Given records START

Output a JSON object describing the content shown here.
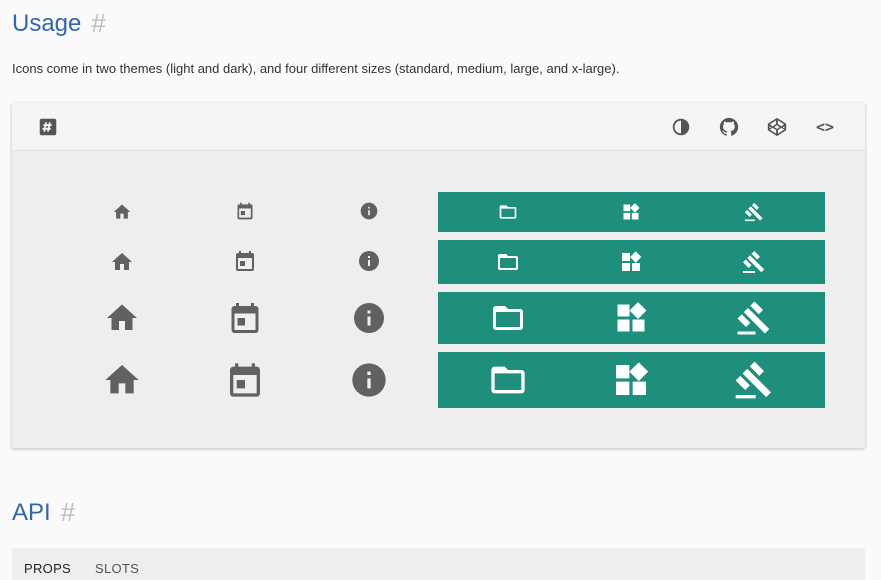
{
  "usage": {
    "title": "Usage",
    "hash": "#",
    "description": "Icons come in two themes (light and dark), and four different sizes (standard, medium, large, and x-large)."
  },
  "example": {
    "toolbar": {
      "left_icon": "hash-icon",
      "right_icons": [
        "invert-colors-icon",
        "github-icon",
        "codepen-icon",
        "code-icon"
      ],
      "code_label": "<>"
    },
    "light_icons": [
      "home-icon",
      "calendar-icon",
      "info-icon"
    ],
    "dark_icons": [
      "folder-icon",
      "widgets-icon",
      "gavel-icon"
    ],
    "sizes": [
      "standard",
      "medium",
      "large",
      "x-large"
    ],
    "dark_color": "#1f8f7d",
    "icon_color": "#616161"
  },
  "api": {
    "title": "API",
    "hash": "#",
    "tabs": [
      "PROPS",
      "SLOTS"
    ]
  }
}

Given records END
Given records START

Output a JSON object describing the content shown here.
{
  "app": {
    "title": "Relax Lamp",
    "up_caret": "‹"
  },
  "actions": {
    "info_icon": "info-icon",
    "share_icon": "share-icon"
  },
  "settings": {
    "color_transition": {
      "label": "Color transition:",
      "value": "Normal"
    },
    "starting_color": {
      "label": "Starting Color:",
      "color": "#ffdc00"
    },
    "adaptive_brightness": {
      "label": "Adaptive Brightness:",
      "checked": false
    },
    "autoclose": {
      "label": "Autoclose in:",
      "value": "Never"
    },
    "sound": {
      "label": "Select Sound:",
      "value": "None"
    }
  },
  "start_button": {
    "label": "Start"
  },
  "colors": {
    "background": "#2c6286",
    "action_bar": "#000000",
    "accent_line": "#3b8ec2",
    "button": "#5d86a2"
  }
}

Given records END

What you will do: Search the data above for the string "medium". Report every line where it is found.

Result for this task:
    "description": "Icons come in two themes (light and dark), and four different sizes (standard, medium, large, and x-large)."
      "medium",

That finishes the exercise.